Transverse section of lamina. Leaves with conspicuous phloem transfer cells in the minor veins. Druses absent from the mesophyll. Mesophyll secretory cavities absent. Adaxial hypodermis absent. Leaf girders common (the veins transcurrent). Laminae dorsiventral. Mesophyll without unaligned fibres or sclereids. Minor veins mainly with abundant accompanying fibres.
Leaf lamina epidermes. Epidermal crystals not seen either adaxially or abaxially. Simple unbranched hairs common; scabrid. No compound or branched eglandular hairs seen. Capitate glands not seen. Hooked hairs not seen. Cassieae-type leaf pseudo-glands not seen. Expanded and embedded hair-feet absent. Adaxial: Adaxial interveinal epidermal cell walls straight in optical section; conspicuously pitted; thick. Stomata adaxially very rare. Abaxial: Abaxial stomata not predominantly paracytic (actinocytic and anomcytic). Abaxial epidermis not papillate. Abaxial interveinal epidermal cell walls straight, or gently undulating; conspicuously pitted in optical section; staining normally with safranin; medium-thick.

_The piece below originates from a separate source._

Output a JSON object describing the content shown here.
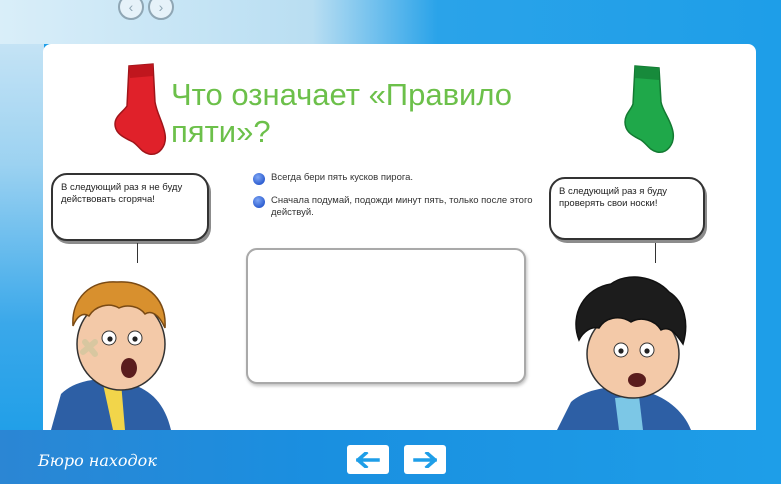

Pollen ultrastructure. Tectum punctate; rugulose punctate. Length of colpi greater than one half pole to pole distance.
Species number and distribution. About 6 species (e.g., B. fluggeiformis, B. sollyaeformis, B. rouxevillei). Madagascar.
Comments. Including some sources of wood.
Miscellaneous. Illustrations: • B. sollyaeformis: Baillon, Adansonia VI (1865). • B. fluggeiformis leaflet: abaxial epidermis (general view). • B. fluggeiformis leaflet: detail of abaxial epidermis.
We advise against extracting comparative information from the descriptions. This is much more easily achieved using the DELTA data files or the interactive key, which allows access to the character list, illustrations, full and partial descriptions, diagnostic descriptions, differences and similarities between taxa, lists of taxa exhibiting or lacking specified attributes, distributions of character states within any set of taxa, geographical distribution, and classification. See also Guidelines for using data taken from Web publications.
Cite this publication as: ‘Watson, L., and Dallwitz, M.J. 1993 onwards. The genera of Leguminosae-Caesalpinioideae and Swartzieae: descriptions, illustrations, identification, and information retrieval. In English and French. Version: 22nd March 2017. delta-intkey.com/caes’.